House Speaker John Boehner, R-Ohio, said after the vote that the last thing American farmers need "is for Congress to sit idly by as international bureaucrats seek to punish them through retaliatory trade policies that could devastate agriculture as well as other industries."
The bill would go beyond just the muscle cuts of red meat that were covered under the WTO case, also repealing country-of-origin labeling for poultry, ground beef and ground pork. The chicken industry has said the labeling doesn't make much sense for poultry farmers because the majority of chicken consumed in the United States is hatched, raised and processed in the United States.
The legislation would leave in place country-of-origin labeling requirements for several other commodities, including lamb, venison, seafood, fruits and vegetables and some nuts.
Canada and Mexico have opposed the labeling because it causes their animals to be segregated from those of U.S. origin — a costly process that has forced some U.S. companies to stop buying exports.
The two countries have said that if they are allowed by the WTO, they may impose retaliatory measures such as tariffs against a variety of U.S. imports. Their list includes food items like beef, pork, cheese, corn, cherries, maple syrup, chocolate and pasta, plus non-agricultural goods such as mattresses, wooden furniture and jewelry. The retaliatory measures could cost the United States more than $3 billion, the countries said.
Congress required the labels in 2002 and 2008 farm laws. The original labels created by USDA were less specific, saying a product was a "product of U.S." or "product of U.S. and Canada." The WTO rejected those labels in 2012, and USDA tried again with the more detailed labels a year later. The WTO rejected those revised rules last year, and the United States filed one last appeal, rejected in May by the WTO.
On the Senate side, Senate Agriculture Committee Chairman Pat Roberts of Kansas also has said he will move quickly to respond to the WTO ruling, but he has yet to introduce a bill.

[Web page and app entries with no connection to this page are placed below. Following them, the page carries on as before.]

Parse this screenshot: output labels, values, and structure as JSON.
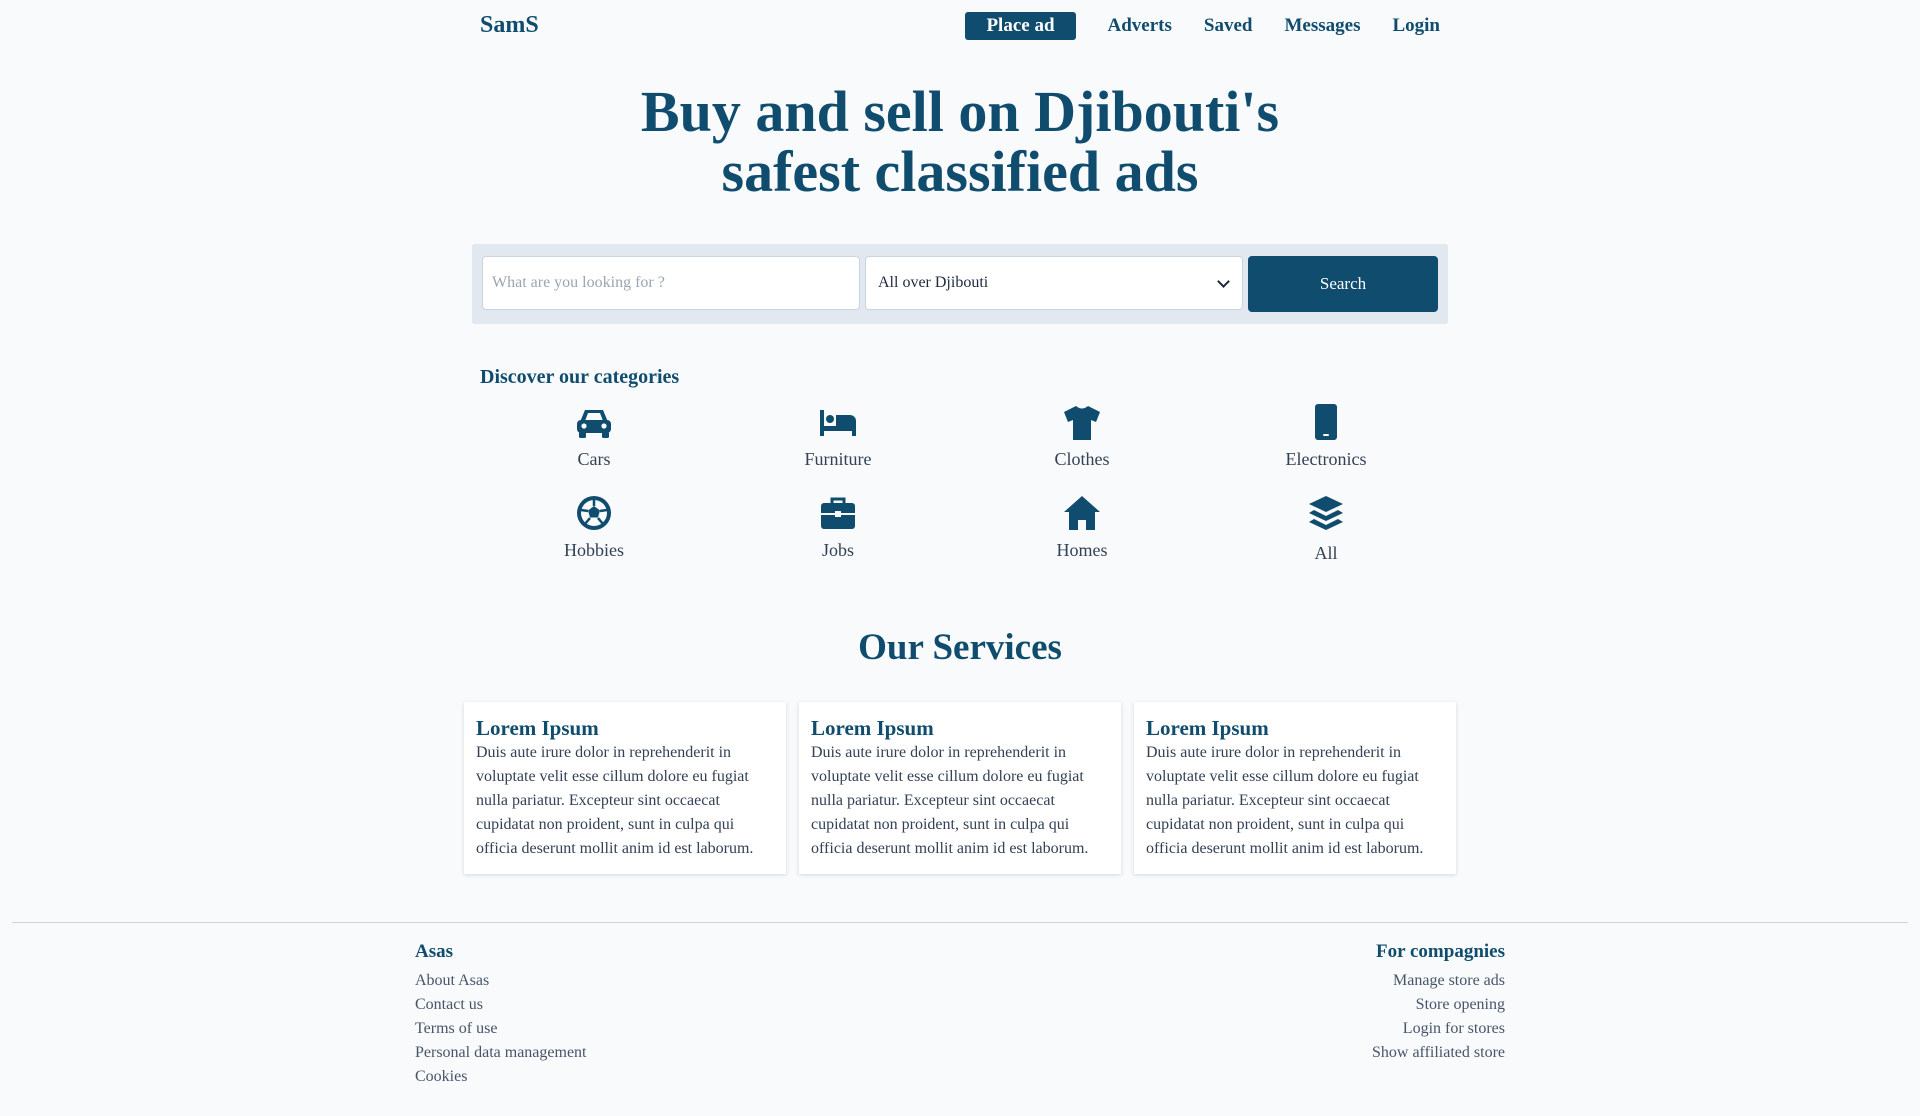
{
  "header": {
    "logo": "SamS",
    "place_ad": "Place ad",
    "links": [
      "Adverts",
      "Saved",
      "Messages",
      "Login"
    ]
  },
  "hero": {
    "line1": "Buy and sell on Djibouti's",
    "line2": "safest classified ads"
  },
  "search": {
    "placeholder": "What are you looking for ?",
    "location_value": "All over Djibouti",
    "button_label": "Search"
  },
  "categories": {
    "title": "Discover our categories",
    "items": [
      {
        "label": "Cars",
        "icon": "car-icon"
      },
      {
        "label": "Furniture",
        "icon": "bed-icon"
      },
      {
        "label": "Clothes",
        "icon": "tshirt-icon"
      },
      {
        "label": "Electronics",
        "icon": "tablet-icon"
      },
      {
        "label": "Hobbies",
        "icon": "soccer-ball-icon"
      },
      {
        "label": "Jobs",
        "icon": "briefcase-icon"
      },
      {
        "label": "Homes",
        "icon": "house-icon"
      },
      {
        "label": "All",
        "icon": "layers-icon"
      }
    ]
  },
  "services": {
    "title": "Our Services",
    "cards": [
      {
        "title": "Lorem Ipsum",
        "body": "Duis aute irure dolor in reprehenderit in voluptate velit esse cillum dolore eu fugiat nulla pariatur. Excepteur sint occaecat cupidatat non proident, sunt in culpa qui officia deserunt mollit anim id est laborum."
      },
      {
        "title": "Lorem Ipsum",
        "body": "Duis aute irure dolor in reprehenderit in voluptate velit esse cillum dolore eu fugiat nulla pariatur. Excepteur sint occaecat cupidatat non proident, sunt in culpa qui officia deserunt mollit anim id est laborum."
      },
      {
        "title": "Lorem Ipsum",
        "body": "Duis aute irure dolor in reprehenderit in voluptate velit esse cillum dolore eu fugiat nulla pariatur. Excepteur sint occaecat cupidatat non proident, sunt in culpa qui officia deserunt mollit anim id est laborum."
      }
    ]
  },
  "footer": {
    "left": {
      "heading": "Asas",
      "links": [
        "About Asas",
        "Contact us",
        "Terms of use",
        "Personal data management",
        "Cookies"
      ]
    },
    "right": {
      "heading": "For compagnies",
      "links": [
        "Manage store ads",
        "Store opening",
        "Login for stores",
        "Show affiliated store"
      ]
    }
  },
  "colors": {
    "primary": "#0f4c6e",
    "background": "#f8fafc",
    "search_bar_bg": "#e2e8f0",
    "text_muted": "#334155"
  }
}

After the House vote, Roberts said repeal "remains the surest way to protect the American economy" from retaliatory tariffs.
"We can sit here and let this happen," Roberts said. "Or we can move. Let's get a move on."